15; 23, Edwin Stoning, November 13; 26, Miles Pease, October 17; Cyrenus Metcalf, October 13; 27, Nathaniel Warner,
October 15; Orville E. Wright, October 16; 29, Isaac Bancroft, September 25; 3D, Daniel McCarthy, November 14;
John F. Ingalls, November 2; C. C. Sylvester, November 2; 31, David Jacobs, November 13; 32, William H. Ingalls,
November 20; Wesley Hill, November 2; 34, M. W. Burwell, October 17; 35, David Cook, October 17; William McHench,
November 2; John Cook, August 28. Others who are said to have taken claims at this time, but who did not file that
year are: A. J. McRay, Pliney Putnam, Lyman Young, S. A. Houck, Oliver Porter, Nathan Fisher, Wm. Vilander, Louis

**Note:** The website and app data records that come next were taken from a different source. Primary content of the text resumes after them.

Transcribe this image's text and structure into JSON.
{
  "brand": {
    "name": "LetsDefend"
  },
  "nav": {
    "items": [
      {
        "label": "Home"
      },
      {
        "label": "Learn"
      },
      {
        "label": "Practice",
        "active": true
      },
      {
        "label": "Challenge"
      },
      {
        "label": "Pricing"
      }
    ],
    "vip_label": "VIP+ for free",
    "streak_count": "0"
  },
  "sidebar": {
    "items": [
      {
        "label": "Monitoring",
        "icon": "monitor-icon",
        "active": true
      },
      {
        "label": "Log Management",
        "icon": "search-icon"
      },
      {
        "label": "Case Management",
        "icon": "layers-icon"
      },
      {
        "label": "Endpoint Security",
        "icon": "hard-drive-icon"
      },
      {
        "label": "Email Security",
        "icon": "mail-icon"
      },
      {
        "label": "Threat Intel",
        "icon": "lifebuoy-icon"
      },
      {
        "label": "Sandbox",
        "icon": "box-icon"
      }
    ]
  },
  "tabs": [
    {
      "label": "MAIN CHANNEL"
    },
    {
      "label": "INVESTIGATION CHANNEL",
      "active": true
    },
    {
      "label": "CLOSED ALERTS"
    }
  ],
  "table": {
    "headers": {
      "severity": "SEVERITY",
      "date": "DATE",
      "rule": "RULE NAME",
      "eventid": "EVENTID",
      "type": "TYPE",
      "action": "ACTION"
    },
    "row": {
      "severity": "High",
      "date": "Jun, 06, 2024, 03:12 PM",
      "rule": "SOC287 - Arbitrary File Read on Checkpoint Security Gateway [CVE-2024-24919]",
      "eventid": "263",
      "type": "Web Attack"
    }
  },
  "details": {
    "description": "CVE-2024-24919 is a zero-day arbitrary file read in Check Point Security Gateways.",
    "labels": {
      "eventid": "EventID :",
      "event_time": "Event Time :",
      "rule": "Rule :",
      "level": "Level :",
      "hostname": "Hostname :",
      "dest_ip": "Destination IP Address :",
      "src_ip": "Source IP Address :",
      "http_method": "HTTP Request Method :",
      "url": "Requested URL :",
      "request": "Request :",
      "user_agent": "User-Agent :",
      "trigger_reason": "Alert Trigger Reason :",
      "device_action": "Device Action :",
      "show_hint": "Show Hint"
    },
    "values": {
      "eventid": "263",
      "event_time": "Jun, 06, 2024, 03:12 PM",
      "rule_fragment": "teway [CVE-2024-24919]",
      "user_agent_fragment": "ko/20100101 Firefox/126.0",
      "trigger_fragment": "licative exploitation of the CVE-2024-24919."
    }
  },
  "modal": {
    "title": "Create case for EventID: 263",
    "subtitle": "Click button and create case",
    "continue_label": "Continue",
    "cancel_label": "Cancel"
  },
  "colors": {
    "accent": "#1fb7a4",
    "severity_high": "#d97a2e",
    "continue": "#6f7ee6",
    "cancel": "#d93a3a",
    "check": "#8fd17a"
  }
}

Skidmore, Leonard Robinson, C. W. Buswell and David Finley.
Beaver village is located on section 15, at the junction of Beaver creek with Whitewater river. Beavers were numerous
in these streams at an early day. A large dam was built by these animals in the creek near the village; from this
came the names Beaver creek and Beaver village. The village was laid out in 1856. The proprietors were Albert S.
Hopson, Sheldon Brooks and William Duley. The first house in this locality was put up by Stephen Covey in 1854.
The first store was built in 1856 by Wm. Dooley; it was a log structure, 14 by 20 feet, and devoted to general
merchandise. Among the early residents were John Knowles, H. B. Knowles, Dr. Sheldon Brooks and J. W. Hayes. The
first blacksmith shop was built by Carl Pope in 1856. The first death was that of Stephen Covey, who died in 1857,
and was buried on his farm, on the southeast quarter of section 15. The first birth was that of Cora Knowles, born
February 16, 1856. The first marriage was that of Laura Covey to John Cheney in 1856. A private school was kept
in the house of Carl Pope in 1857. It was taught by Sarah Pope, and had an attendance of perhaps twenty five pupils.
A sawmill was built on Beaver creek, on section 16, in 1856, by Carleton and Gardner Malindy. It was a very crude
affair at first. A hollow log was pressed into service and used as a flume In 1857 it was converted into a gristmill
with one run of burrs. A hotel was built in Beaver in 1865 by David Jecobis.
Beaver is located six miles southwest of Minneiska. It has a school, a town hall, a public square, a mill, a store
and three churches.
Whitewater Falls was platted in 1857. the proprietors being Learned Robinson, Miles Pearce, Cyrenus Metcalf and
Daniel Perry. It is situated in sections 26 and 27, on Whitewater river.